and in Hope for the Resurrection
Tomorrow the crescendo will begin; the slow yet painful and certain movement of Jesus to the inevitable. How can we move with the growing momentum, not as if we are just sleepwalking through the all too familiar but with our consciousness fully aware and comprehending?
Each day at the Office of Readings the Church offers us its ancient guidance. Today following a reading from the Letter to the Hebrews speaking of the priesthood of Christ and His creation of a New Covenant, we were offered the words of St. Gregory of Nazianzen, 4th century bishop of Constantinople and great theologian. It was an excerpt from a homily about the sharing of the faithful in the approaching Passover of Holy Week. He wrote:
We must now pass through the first veil and approach the second,
turning our eyes toward the Holy of Holies...
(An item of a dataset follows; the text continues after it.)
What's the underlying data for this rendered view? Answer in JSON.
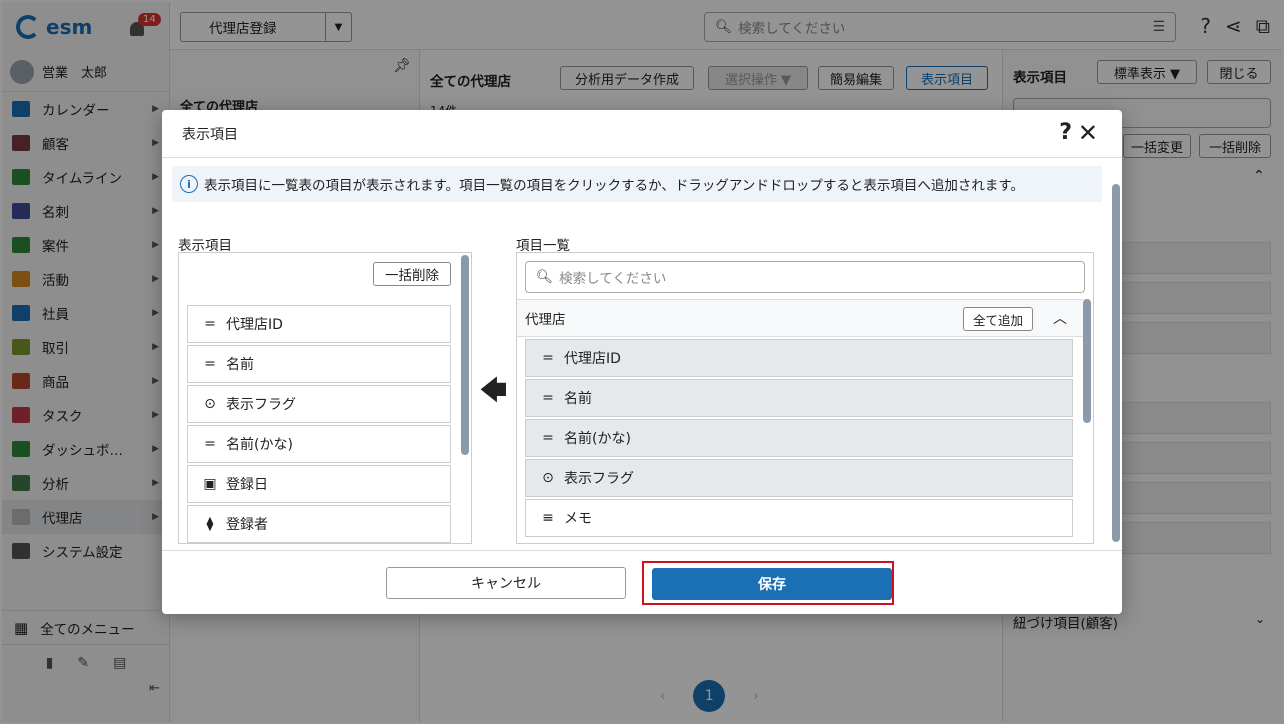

We must sacrifice ourselves to God, each day and in everything
we do, accept all that happens for the sake of the Word,
imitating his passion by our sufferings, and honoring the blood
by shedding our own.
We must be ready to be crucified....
Worship him who is hung on the cross because of you,
even if you are hanging there yourself.
Gregory speaks to his flock and to us today of the realities of the human condition, the realities Jesus entered and shared with us by his Incarnation, participation in our humble humanity. And Gregory says unite it all with him on the cross. He acknowledges the certainty of our human suffering and then invites us to exalt it in union with Jesus hanging on the cross. There is no denial of our suffering, but only the suggestion to exalt it.
The photo above - The Cross and the Laundry - speaks to me of the human condition of suffering and Jesus' union with all of it on the cross. His suffering and that of all humanity are one. It is easy today to think of human suffering in terms of the victims of yesterday's massacre in Binghamton, New York, the suffering of their families and the demented torture of the man who wrecked such havoc on the innocent. It is easy to think of the suffering of the people of Zimbabwe without food, clothing, medicine, and schools. Surely there is great suffering in the violence in the Holy Land, Afghanistan, Iraq and Mexican drug wars. Truly these are great sufferings. But here is a pain, a suffering, a struggle, or an addiction in each of us. Jesus took on himself, and continues to take on, both the universal and particular sufferings. He is united with us in ours and St. Gregory invites us to respond from our own experience and unite it, in turn, with that of Jesus on the cross.
The bishop does not end there. He does not stop and remain at the cross.
If you are a Joseph of Arimathea, go to one who ordered
his crucifixion, and ask for Christ's body. Make your own
the expiation for the sins of the whole world.
If you are a Nicodemus, like the man who worshiped God by night,
bring spices and prepare Christ's body for burial.
If you are one of the Marys, or Salome, or Joanna,
weep in the early morning. Be the first to see the stone rolled back, and even the angels perhaps, and Jesus himself.